What the exercise asks:
Could you report every line from the entries that includes the word "JSON"?
━━ Records for this exercise ━━
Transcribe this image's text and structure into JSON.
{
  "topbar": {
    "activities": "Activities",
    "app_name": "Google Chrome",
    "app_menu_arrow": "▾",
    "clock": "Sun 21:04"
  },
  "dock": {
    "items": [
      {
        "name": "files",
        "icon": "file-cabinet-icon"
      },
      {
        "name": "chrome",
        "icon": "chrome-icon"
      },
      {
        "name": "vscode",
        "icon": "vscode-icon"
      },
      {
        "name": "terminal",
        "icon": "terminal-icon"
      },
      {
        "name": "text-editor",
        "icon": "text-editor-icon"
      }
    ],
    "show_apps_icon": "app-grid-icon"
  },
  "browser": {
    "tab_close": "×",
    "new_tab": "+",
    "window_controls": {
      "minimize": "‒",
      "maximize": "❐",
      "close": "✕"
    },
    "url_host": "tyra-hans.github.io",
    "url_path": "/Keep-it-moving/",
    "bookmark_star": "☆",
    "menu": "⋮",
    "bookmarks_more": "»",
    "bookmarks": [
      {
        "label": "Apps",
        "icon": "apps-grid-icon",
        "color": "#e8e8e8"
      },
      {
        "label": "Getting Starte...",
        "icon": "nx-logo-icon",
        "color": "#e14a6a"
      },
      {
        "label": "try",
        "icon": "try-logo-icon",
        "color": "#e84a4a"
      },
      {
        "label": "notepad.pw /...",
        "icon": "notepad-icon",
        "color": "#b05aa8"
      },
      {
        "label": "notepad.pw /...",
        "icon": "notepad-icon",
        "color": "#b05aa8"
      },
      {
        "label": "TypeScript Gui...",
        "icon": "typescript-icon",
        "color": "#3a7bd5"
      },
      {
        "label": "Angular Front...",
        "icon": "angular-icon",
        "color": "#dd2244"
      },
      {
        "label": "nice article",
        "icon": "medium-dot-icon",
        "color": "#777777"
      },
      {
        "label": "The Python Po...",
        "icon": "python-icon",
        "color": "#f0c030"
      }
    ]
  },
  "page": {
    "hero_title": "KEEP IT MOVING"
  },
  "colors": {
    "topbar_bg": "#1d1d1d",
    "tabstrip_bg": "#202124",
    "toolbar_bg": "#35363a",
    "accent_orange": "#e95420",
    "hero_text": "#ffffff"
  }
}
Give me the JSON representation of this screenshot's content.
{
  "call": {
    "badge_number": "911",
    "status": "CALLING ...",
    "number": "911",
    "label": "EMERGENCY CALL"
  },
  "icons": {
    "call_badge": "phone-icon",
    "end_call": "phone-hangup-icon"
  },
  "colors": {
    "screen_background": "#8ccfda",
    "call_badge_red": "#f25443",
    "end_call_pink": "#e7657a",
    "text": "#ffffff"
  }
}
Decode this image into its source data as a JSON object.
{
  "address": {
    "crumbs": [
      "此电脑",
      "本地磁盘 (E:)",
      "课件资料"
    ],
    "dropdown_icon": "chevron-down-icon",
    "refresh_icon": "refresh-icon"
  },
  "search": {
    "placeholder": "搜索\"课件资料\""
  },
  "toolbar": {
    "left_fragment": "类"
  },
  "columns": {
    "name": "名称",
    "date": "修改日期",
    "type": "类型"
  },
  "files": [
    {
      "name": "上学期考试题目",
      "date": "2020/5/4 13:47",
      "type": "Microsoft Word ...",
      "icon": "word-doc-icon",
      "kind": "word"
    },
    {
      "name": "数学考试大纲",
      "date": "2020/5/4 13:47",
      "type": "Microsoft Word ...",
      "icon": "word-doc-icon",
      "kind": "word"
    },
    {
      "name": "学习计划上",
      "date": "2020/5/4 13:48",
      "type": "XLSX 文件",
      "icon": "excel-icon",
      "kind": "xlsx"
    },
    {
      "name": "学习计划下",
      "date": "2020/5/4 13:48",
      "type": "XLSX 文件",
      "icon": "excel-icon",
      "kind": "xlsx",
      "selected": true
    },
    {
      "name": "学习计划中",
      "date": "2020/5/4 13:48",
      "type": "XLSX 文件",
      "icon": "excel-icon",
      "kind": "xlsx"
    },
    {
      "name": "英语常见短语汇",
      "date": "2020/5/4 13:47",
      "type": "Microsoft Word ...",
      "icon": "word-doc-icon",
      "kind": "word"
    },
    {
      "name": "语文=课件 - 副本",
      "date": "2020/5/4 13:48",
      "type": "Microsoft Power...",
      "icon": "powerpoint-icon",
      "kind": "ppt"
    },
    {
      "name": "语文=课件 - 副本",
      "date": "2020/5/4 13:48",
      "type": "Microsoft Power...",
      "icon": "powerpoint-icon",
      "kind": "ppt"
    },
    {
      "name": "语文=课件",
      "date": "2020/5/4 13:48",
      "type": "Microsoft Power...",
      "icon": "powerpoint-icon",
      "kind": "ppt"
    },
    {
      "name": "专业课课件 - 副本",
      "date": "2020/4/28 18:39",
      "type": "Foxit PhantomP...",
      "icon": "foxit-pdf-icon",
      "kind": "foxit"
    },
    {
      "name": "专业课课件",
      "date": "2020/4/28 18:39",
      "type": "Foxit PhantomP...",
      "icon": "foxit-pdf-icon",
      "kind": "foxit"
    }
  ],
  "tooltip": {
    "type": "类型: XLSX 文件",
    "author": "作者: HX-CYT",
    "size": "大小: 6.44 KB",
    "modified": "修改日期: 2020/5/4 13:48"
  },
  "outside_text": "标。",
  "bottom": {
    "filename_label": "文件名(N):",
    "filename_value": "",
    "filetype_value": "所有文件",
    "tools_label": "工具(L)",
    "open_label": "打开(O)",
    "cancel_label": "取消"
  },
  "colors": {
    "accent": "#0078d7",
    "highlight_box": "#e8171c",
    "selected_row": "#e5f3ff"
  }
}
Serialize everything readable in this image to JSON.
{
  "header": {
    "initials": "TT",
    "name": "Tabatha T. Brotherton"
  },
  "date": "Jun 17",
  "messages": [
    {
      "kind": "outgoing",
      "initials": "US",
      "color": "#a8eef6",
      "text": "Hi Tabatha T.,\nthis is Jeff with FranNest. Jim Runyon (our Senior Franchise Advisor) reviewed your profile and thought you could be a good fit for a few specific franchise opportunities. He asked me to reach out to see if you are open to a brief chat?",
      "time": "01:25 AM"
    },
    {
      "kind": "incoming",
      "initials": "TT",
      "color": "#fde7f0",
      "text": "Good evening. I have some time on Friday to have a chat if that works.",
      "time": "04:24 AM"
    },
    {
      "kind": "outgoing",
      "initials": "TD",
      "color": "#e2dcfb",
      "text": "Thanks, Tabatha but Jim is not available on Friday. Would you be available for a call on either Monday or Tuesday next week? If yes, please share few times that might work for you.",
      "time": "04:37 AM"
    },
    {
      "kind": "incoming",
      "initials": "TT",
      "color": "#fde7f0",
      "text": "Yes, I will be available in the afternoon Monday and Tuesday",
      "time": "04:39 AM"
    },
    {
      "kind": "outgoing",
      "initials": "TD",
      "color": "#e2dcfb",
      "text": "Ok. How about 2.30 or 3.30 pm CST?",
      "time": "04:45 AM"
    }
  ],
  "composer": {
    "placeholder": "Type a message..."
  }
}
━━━
Expected output:
Transcribe this image's text and structure into JSON.
Give me the JSON representation of this screenshot's content.
Decode this image into its source data as a JSON object.
Serialize everything readable in this image to JSON.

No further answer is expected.